While the author does not dive too deeply in to the messed up psychology of a trained killer, he also doesn’t shy away from it. We often find ourselves right there with Shera as she is asking herself ‘why don’t I feel bad about doing these terrible things?’. These are the right questions, the hard questions that bring about a true connection with the reader. None of these emotions are resolved in the first book and near the end there is obvious foreshadowing that the complexity of these interactions is just going to grow. That’s a good thing.
Shera’s supporting cast is much better developed than Calder’s. I care much more about what happens to Meia and Lucan than I ever did about Calder’s crew. Calder’s crew were more photographic archetypes, who looked like they had depth at a distance but we never got the pleasure to cross the velvet line and look at em up close to see the cracks and blemishes that make art all the more interesting. Meia and Lucan were also deeply flawed characters and I mean that in the most complementary way. Flaws open the door for conflict and all good books need conflict to keep you engaged. That’s part of the reason why the interplay between this threesome is interesting and natural.
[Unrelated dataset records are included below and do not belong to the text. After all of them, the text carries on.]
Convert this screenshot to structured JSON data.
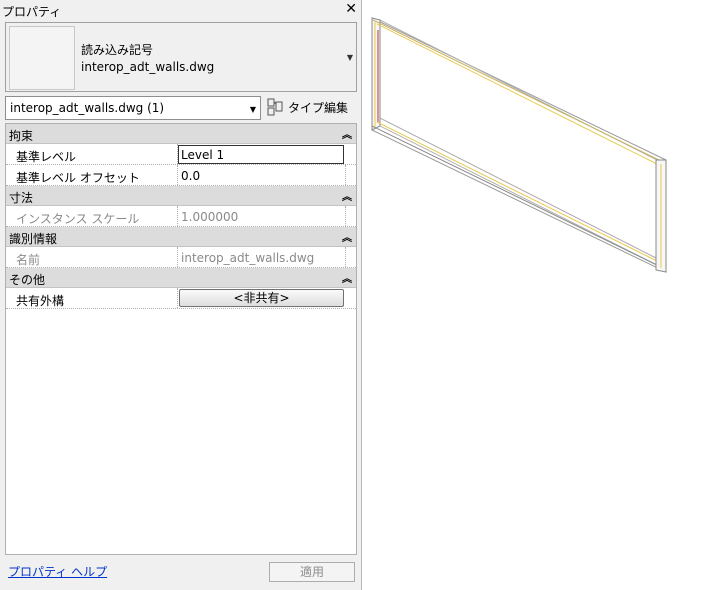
{
  "panel": {
    "title": "プロパティ",
    "close_glyph": "✕",
    "type_selector": {
      "line1": "読み込み記号",
      "line2": "interop_adt_walls.dwg"
    },
    "instance_filter": "interop_adt_walls.dwg (1)",
    "type_edit_label": "タイプ編集",
    "sections": {
      "constraints": {
        "label": "拘束",
        "rows": [
          {
            "key": "基準レベル",
            "value": "Level 1"
          },
          {
            "key": "基準レベル オフセット",
            "value": "0.0"
          }
        ]
      },
      "dimensions": {
        "label": "寸法",
        "rows": [
          {
            "key": "インスタンス スケール",
            "value": "1.000000"
          }
        ]
      },
      "identity": {
        "label": "識別情報",
        "rows": [
          {
            "key": "名前",
            "value": "interop_adt_walls.dwg"
          }
        ]
      },
      "other": {
        "label": "その他",
        "rows": [
          {
            "key": "共有外構",
            "value": "<非共有>"
          }
        ]
      }
    },
    "help_link": "プロパティ ヘルプ",
    "apply_button": "適用"
  },
  "colors": {
    "panel_bg": "#f0f0f0",
    "section_bg": "#dcdcdc",
    "link": "#0033cc",
    "wall_outline": "#888888",
    "wall_accent_yellow": "#e8c84a",
    "wall_accent_red": "#c03030"
  },
  "icons": {
    "close": "close-icon",
    "collapse": "chevron-up-double-icon",
    "dropdown": "chevron-down-icon",
    "type_edit": "type-edit-icon"
  }
}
I also got the pleasure of knowing what was going to happen at the end of the novel but experiencing it from a different viewpoint. This is risky because if the reader knows what is going to happen at the end, you may lose them early. The risk pays off though because you get to understand how perspective makes all the difference in any story. Whether in real life or fiction, perspective makes the same story feel totally new.
Looking forward to the next books.